DATA FOR THE TASK:
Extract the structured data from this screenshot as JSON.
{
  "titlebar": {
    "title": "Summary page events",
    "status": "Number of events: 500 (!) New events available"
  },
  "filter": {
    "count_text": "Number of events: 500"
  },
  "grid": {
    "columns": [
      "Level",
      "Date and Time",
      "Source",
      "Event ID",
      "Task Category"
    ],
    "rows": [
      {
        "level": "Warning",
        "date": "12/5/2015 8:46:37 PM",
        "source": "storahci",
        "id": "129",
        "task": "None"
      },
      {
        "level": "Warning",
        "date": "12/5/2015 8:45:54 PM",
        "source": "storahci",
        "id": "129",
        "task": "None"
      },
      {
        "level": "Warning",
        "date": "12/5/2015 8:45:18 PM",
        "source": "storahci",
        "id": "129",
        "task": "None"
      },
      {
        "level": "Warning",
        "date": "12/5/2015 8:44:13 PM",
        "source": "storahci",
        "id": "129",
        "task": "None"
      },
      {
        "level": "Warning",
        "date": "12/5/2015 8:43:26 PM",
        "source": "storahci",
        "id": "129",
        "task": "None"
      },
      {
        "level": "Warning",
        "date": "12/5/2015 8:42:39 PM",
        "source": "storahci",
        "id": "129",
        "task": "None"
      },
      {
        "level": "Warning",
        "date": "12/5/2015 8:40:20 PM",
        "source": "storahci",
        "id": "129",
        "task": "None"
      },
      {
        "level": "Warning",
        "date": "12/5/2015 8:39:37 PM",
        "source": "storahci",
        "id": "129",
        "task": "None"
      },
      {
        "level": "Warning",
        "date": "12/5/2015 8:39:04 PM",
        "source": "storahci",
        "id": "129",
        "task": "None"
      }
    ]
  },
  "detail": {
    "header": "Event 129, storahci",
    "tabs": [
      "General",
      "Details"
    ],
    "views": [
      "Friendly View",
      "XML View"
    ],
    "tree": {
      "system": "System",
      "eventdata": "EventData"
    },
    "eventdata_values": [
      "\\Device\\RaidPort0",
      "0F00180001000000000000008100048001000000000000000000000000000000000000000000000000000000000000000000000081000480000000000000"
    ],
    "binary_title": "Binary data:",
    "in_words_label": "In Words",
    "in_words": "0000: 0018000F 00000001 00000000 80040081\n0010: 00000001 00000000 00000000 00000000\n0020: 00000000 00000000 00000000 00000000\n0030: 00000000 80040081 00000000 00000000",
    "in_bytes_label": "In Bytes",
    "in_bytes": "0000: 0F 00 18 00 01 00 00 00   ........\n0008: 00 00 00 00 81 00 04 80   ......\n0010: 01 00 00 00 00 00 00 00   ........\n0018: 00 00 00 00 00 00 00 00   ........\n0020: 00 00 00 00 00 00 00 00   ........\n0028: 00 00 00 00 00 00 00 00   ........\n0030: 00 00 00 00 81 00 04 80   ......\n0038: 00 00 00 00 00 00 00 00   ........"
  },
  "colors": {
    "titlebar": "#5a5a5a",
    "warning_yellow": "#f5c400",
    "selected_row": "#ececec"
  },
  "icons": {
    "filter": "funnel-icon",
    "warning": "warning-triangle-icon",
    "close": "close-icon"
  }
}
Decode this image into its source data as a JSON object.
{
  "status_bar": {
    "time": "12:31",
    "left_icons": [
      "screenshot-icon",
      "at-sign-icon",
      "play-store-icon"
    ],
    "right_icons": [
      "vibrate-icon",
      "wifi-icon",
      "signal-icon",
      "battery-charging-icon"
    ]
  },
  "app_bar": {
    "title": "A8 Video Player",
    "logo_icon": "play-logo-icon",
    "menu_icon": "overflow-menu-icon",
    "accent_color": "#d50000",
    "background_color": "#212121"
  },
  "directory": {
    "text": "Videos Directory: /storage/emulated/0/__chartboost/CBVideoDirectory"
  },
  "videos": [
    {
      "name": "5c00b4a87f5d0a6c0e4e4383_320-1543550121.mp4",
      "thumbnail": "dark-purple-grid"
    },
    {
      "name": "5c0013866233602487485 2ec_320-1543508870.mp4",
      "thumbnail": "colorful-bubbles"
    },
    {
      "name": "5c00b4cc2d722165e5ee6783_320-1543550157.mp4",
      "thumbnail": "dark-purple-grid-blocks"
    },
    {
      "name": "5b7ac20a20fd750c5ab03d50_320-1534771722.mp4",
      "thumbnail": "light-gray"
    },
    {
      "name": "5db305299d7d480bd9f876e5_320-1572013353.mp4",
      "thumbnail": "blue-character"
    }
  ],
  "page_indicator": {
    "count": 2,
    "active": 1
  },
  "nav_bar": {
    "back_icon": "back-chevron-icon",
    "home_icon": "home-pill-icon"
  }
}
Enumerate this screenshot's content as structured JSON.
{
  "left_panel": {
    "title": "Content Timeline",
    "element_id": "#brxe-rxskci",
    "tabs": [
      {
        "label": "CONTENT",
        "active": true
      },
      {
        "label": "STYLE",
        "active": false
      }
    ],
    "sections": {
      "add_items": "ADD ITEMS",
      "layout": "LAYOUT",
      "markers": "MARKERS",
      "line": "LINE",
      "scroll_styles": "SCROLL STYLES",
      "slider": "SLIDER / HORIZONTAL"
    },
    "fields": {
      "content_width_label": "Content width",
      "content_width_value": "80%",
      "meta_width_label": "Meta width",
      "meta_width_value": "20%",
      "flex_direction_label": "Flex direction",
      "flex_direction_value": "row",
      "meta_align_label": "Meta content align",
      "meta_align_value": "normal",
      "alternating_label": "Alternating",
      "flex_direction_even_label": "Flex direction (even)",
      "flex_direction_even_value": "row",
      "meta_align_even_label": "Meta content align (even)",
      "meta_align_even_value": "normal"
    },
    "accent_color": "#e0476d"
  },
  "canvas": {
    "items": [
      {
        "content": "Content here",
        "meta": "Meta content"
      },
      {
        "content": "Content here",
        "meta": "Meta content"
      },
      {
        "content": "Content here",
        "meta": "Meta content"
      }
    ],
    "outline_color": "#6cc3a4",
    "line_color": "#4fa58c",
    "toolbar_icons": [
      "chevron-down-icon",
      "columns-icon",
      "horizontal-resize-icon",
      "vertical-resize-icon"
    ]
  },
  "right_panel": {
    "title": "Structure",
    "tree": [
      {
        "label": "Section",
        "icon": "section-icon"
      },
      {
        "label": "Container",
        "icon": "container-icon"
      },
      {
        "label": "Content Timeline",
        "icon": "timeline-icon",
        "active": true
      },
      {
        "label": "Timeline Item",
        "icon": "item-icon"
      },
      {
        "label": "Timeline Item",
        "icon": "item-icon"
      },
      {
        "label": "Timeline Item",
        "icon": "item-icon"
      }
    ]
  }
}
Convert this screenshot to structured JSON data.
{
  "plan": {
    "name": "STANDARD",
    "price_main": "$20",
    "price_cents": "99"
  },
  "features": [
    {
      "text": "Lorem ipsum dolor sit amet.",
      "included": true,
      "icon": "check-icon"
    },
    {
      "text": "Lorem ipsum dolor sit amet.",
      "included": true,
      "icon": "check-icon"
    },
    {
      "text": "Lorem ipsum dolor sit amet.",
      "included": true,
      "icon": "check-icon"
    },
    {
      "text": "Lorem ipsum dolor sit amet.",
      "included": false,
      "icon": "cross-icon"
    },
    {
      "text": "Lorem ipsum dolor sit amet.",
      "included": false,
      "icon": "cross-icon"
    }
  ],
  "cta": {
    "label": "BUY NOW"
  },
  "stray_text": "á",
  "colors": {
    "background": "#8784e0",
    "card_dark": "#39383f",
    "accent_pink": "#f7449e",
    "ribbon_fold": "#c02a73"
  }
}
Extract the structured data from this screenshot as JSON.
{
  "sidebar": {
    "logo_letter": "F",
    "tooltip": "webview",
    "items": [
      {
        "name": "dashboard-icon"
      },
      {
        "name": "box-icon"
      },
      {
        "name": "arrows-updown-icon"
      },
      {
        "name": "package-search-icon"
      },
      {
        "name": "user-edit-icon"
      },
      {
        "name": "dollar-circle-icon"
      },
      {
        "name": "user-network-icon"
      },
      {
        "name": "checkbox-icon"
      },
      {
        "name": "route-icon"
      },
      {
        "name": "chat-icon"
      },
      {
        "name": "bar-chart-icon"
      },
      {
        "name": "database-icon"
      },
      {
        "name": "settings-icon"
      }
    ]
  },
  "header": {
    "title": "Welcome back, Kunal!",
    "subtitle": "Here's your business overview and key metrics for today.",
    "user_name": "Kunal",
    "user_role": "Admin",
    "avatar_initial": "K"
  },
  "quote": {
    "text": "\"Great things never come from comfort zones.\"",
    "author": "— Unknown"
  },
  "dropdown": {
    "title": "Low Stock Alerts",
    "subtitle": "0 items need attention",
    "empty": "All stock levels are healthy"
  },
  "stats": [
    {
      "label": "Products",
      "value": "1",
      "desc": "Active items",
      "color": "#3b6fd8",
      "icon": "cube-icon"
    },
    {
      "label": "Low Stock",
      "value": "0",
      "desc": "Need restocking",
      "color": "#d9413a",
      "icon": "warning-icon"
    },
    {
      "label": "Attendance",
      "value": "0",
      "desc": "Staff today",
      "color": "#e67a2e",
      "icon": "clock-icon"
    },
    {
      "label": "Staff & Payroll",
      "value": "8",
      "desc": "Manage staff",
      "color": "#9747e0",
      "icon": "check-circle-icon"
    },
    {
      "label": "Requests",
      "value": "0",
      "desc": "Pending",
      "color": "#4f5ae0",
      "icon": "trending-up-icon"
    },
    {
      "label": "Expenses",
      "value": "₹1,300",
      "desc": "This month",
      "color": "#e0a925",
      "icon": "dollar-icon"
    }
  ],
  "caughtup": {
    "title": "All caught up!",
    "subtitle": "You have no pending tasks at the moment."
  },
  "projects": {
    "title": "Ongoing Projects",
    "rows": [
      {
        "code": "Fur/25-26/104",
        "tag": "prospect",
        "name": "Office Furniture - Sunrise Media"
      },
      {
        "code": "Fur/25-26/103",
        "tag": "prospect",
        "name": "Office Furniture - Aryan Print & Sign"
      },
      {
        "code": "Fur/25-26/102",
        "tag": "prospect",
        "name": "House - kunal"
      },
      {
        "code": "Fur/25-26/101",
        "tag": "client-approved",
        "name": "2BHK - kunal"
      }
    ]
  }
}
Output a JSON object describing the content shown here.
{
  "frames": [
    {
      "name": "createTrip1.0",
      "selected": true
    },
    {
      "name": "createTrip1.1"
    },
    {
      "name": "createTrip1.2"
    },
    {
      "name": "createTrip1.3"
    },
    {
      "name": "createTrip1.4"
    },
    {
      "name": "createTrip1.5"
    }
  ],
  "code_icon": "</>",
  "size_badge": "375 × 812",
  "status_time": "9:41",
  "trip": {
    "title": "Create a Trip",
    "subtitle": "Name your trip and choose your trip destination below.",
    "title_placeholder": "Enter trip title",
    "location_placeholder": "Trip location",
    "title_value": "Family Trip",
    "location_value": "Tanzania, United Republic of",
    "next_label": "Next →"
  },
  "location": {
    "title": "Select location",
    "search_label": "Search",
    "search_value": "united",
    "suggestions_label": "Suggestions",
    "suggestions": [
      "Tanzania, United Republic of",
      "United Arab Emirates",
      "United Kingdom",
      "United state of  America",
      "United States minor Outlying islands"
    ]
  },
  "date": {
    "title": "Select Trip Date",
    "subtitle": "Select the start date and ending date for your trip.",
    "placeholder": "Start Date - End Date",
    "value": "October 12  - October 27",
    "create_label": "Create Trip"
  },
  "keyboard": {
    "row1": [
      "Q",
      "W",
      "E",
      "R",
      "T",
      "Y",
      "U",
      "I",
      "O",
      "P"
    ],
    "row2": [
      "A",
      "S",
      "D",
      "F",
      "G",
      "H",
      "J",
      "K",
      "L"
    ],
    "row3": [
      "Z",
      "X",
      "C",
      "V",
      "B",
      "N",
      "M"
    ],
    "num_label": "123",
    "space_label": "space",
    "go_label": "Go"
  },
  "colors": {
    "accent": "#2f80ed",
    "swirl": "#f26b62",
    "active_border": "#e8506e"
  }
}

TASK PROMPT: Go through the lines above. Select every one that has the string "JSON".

RESPONSE AREA:
Extract the structured data from this screenshot as JSON.
Decode this image into its source data as a JSON object.
Enumerate this screenshot's content as structured JSON.
Convert this screenshot to structured JSON data.
Extract the structured data from this screenshot as JSON.
Output a JSON object describing the content shown here.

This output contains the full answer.